“While the alert level remains at 3, Belgium, Europe and the entire Western world has to get accustomed to the underlying threat and possibility of terrorist attacks and incidents. It’s the responsibility of Brussels, Belgian and European security services to improve their coordination and cooperation as much as it is the responsibility of every citizen to remain vigilant without slipping into a dangerous state of mind of exaggerated fears.
Measures to fight terrorism
So what can be done to further reduce the threat of another atrocity in Brussels? According to Duhig, the role of civil society in the prevention of radicalisation, which can lead to violent extremism, is “underestimated.”
Duhig believes that outreach to and cooperation with vulnerable communities and individuals is more effectively undertaken by civil society organisation. “Friends and family are more likely to contact authorities if they are concerned about someone they care for. NGOs can support and intervene at an early stage to prevent radicalisation.”
The recent years saw the highest numbers of radical Islamist-inspired terrorist attacks in Europe since the Madrid train bombings in 2004. But Duhig points out that terrorist attacks in the 1980´s killed far more people, though these were not, for the most part, by radical Islamists.
Is Brussels safer now than in the past? “The question is rather whether Brussels is any less or more dangerous in 2017 than any other EU capital city,” he replies. “The extent to which national security agencies in other countries will be willing to share information with their counterparts in Belgium on looming terror attacks and cross-border movements of high risk individuals will help determine that.”
“The degree to which civil society is encouraged and supported by government and institutional partners – including the European Commission in particular, which needs to simplify funding mechanisms, enhance training and strengthen evaluation mechanisms – to undertake prevention work with vulnerable communities and individuals will be a key factor.”
Thomas Renard, a researcher on anti-terrorism at Vesalius College and the Egmont think tank, says that domestically, Belgium is working fast and hard to make it more secure and resilient vis-à-vis terrorism.
“At the European and global levels, Belgian authorities have significantly deepened their cooperation with third countries, notably France, while stepping up their participation to the global coalition against ISIS, as Belgium participates in the military operations in Iraq and Syria.”
He also emphasises that “In 2017, the priority for Belgium will be to continue focusing on the prevention of radicalization and broader societal polarization.
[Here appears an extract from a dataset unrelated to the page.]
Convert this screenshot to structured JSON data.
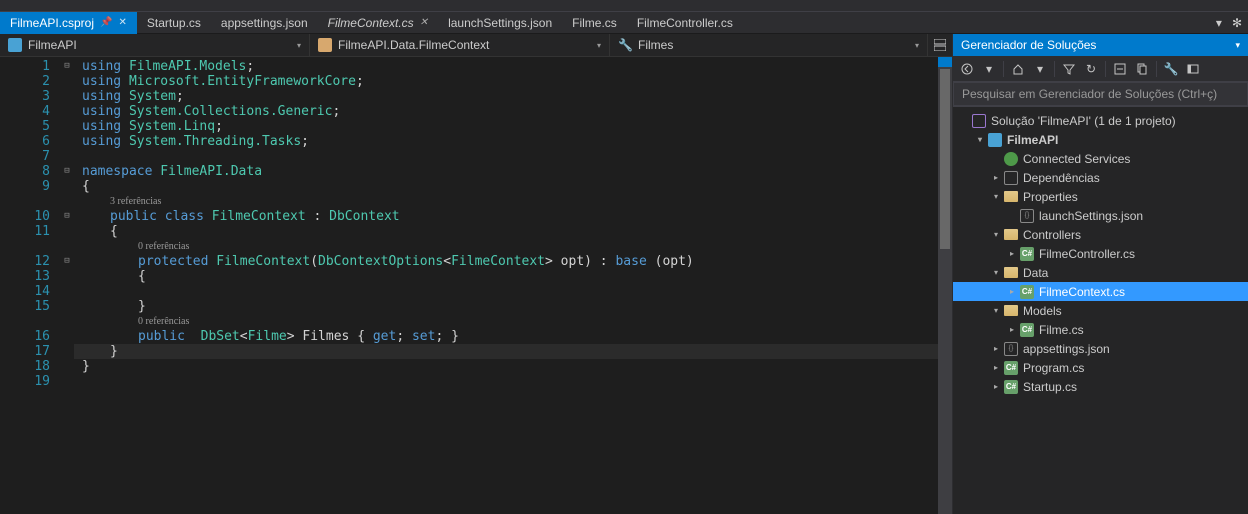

Indeed, whereas Belgium has successfully prevented the departure of its youngsters to jihadi battle fields, the phenomenon of radicalization remains a major concern.”
“In terms of threat, the security services will have to focus on the potential return of a number of foreign fighters from Syria and Iraq to Europe, since ISIS is losing ground in the region, as well as on violent home-based radicalized individuals inspired by ISIS propaganda.”
According to Stroobants, structural counter-terrorism measures have to be taken. Besides providing enough police and intelligence capabilities to avert any attack, he identifies additional measures. The public’s sense of fear should be minimized and adequate, and swift support to the victims should be put in place.
Last but not the least, the root causes of violent extremism and radicalisation must be tackled. No-one should need to use extreme violence to be “heard”. “This implies measures both in our own society that should become more inclusive, equal and equitable, and abroad through diplomacy and development efforts.”
By Martin Banks